→ **TASK**:
Each entry below needs to be copied exactly, with nothing dropped.

========

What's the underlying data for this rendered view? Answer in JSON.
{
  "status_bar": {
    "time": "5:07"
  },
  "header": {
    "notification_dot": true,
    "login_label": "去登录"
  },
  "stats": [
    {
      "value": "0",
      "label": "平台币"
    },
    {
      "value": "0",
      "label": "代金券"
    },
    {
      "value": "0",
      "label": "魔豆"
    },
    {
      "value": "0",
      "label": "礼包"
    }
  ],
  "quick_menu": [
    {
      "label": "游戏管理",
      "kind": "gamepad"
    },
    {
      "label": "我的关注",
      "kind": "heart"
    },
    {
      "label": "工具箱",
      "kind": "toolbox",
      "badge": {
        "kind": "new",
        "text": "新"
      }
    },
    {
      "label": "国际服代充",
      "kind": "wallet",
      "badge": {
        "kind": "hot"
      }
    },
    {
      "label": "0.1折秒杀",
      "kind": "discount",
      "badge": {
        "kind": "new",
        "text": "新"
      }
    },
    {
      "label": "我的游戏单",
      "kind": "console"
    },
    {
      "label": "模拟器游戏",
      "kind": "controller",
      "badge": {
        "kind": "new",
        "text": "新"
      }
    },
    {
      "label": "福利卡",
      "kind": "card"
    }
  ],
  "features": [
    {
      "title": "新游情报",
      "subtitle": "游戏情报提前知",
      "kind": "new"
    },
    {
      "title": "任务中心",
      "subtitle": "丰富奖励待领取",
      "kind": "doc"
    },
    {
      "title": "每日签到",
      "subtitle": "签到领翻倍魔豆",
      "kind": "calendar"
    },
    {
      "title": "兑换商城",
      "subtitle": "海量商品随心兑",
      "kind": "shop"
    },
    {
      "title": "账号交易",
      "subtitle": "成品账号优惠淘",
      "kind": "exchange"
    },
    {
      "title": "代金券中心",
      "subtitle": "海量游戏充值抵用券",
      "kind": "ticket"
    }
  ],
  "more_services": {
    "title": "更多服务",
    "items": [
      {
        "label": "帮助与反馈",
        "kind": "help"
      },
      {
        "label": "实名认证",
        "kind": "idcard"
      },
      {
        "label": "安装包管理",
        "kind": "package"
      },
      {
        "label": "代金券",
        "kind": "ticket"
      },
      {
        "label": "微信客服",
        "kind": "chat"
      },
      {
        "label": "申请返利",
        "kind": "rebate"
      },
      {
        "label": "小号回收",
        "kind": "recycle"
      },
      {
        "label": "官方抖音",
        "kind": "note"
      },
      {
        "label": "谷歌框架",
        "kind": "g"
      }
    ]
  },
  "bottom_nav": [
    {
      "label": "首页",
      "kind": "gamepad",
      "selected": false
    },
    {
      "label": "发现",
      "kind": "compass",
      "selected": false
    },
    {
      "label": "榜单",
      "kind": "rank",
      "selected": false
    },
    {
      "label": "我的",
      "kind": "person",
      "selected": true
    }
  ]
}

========

→ **TASK RESPONSE**:
What's the underlying data for this rendered view? Answer in JSON.
{
  "status_bar": {
    "time": "5:07"
  },
  "header": {
    "notification_dot": true,
    "login_label": "去登录"
  },
  "stats": [
    {
      "value": "0",
      "label": "平台币"
    },
    {
      "value": "0",
      "label": "代金券"
    },
    {
      "value": "0",
      "label": "魔豆"
    },
    {
      "value": "0",
      "label": "礼包"
    }
  ],
  "quick_menu": [
    {
      "label": "游戏管理",
      "kind": "gamepad"
    },
    {
      "label": "我的关注",
      "kind": "heart"
    },
    {
      "label": "工具箱",
      "kind": "toolbox",
      "badge": {
        "kind": "new",
        "text": "新"
      }
    },
    {
      "label": "国际服代充",
      "kind": "wallet",
      "badge": {
        "kind": "hot"
      }
    },
    {
      "label": "0.1折秒杀",
      "kind": "discount",
      "badge": {
        "kind": "new",
        "text": "新"
      }
    },
    {
      "label": "我的游戏单",
      "kind": "console"
    },
    {
      "label": "模拟器游戏",
      "kind": "controller",
      "badge": {
        "kind": "new",
        "text": "新"
      }
    },
    {
      "label": "福利卡",
      "kind": "card"
    }
  ],
  "features": [
    {
      "title": "新游情报",
      "subtitle": "游戏情报提前知",
      "kind": "new"
    },
    {
      "title": "任务中心",
      "subtitle": "丰富奖励待领取",
      "kind": "doc"
    },
    {
      "title": "每日签到",
      "subtitle": "签到领翻倍魔豆",
      "kind": "calendar"
    },
    {
      "title": "兑换商城",
      "subtitle": "海量商品随心兑",
      "kind": "shop"
    },
    {
      "title": "账号交易",
      "subtitle": "成品账号优惠淘",
      "kind": "exchange"
    },
    {
      "title": "代金券中心",
      "subtitle": "海量游戏充值抵用券",
      "kind": "ticket"
    }
  ],
  "more_services": {
    "title": "更多服务",
    "items": [
      {
        "label": "帮助与反馈",
        "kind": "help"
      },
      {
        "label": "实名认证",
        "kind": "idcard"
      },
      {
        "label": "安装包管理",
        "kind": "package"
      },
      {
        "label": "代金券",
        "kind": "ticket"
      },
      {
        "label": "微信客服",
        "kind": "chat"
      },
      {
        "label": "申请返利",
        "kind": "rebate"
      },
      {
        "label": "小号回收",
        "kind": "recycle"
      },
      {
        "label": "官方抖音",
        "kind": "note"
      },
      {
        "label": "谷歌框架",
        "kind": "g"
      }
    ]
  },
  "bottom_nav": [
    {
      "label": "首页",
      "kind": "gamepad",
      "selected": false
    },
    {
      "label": "发现",
      "kind": "compass",
      "selected": false
    },
    {
      "label": "榜单",
      "kind": "rank",
      "selected": false
    },
    {
      "label": "我的",
      "kind": "person",
      "selected": true
    }
  ]
}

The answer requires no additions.